Striving for Spectrum

When Connor Archer was in the 7th grade, he found a binder full of papers detailing observations of him at school. The same word kept coming up over and over again — Autism.

“I brought the binder to my mom and asked her to explain,” says Archer.

Jessica Archer was prepared. “We had talked about autism before, but Connor had never made the connection that he had autism,” she explains. “We would always use phrases like ‘different learner,’ and focused on his many strengths versus dwelling on the challenges.”

That day, Jessica went into her closet and pulled out seven notebooks filled with information about her middle son. The daily journals dated back to when Connor was diagnosed with autism at the age of 3.

“They told the story of how he learned to talk, write, move like other kids and other things,” Jessica Archer explains. “Connor spent hours that day reading them.”

Afterward, he came downstairs. Jessica was cooking at the time. Her 13-year old took both of her hands, looked at his mom and said thank you. “You see, in those journals was my journey with him,” she says, “and how I became Connor’s life teacher.”

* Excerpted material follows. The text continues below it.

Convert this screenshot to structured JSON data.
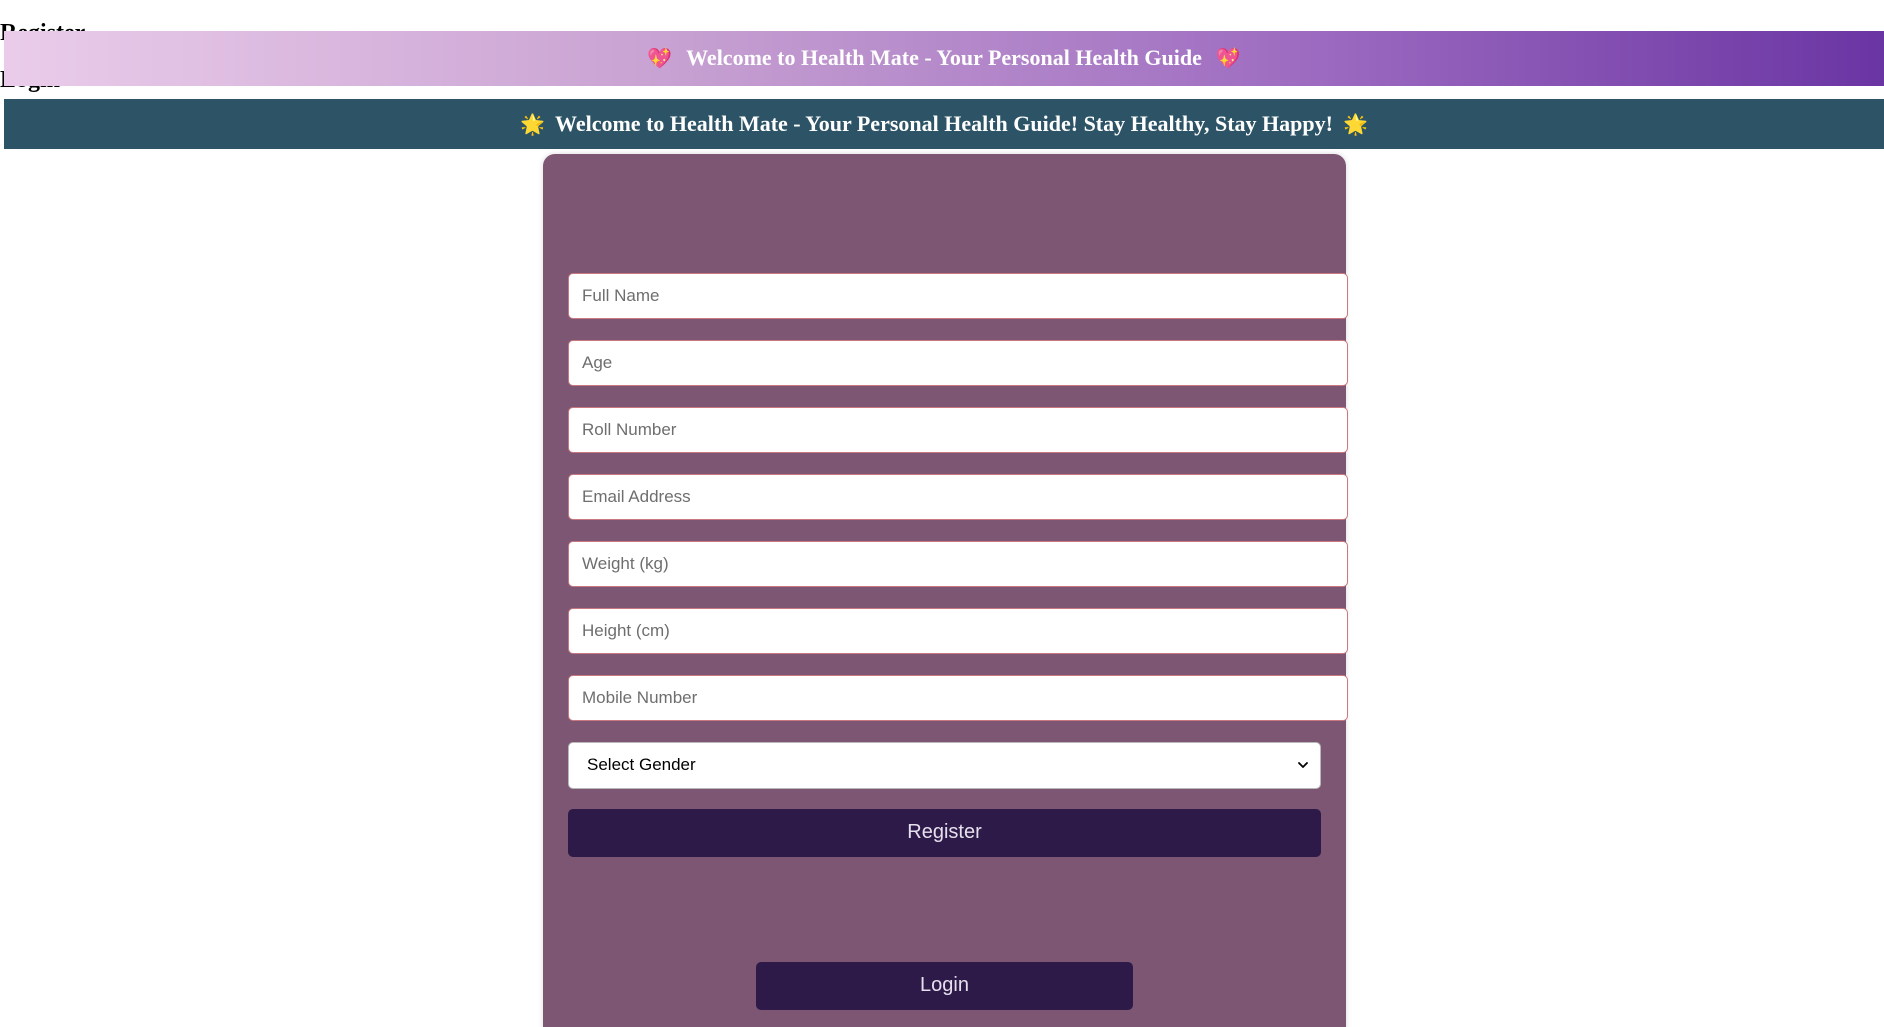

To read this article in full, pick up the July issue of Bangor Metro available now! Click here for a full list of where to find Bangor Metro on newsstands or better yet – click here to subscribe and get Bangor Metro delivered to your door!

Get the Rest of the Story

Thank you for reading your 4 free articles this month. To continue reading, and support local, rural journalism, please subscribe.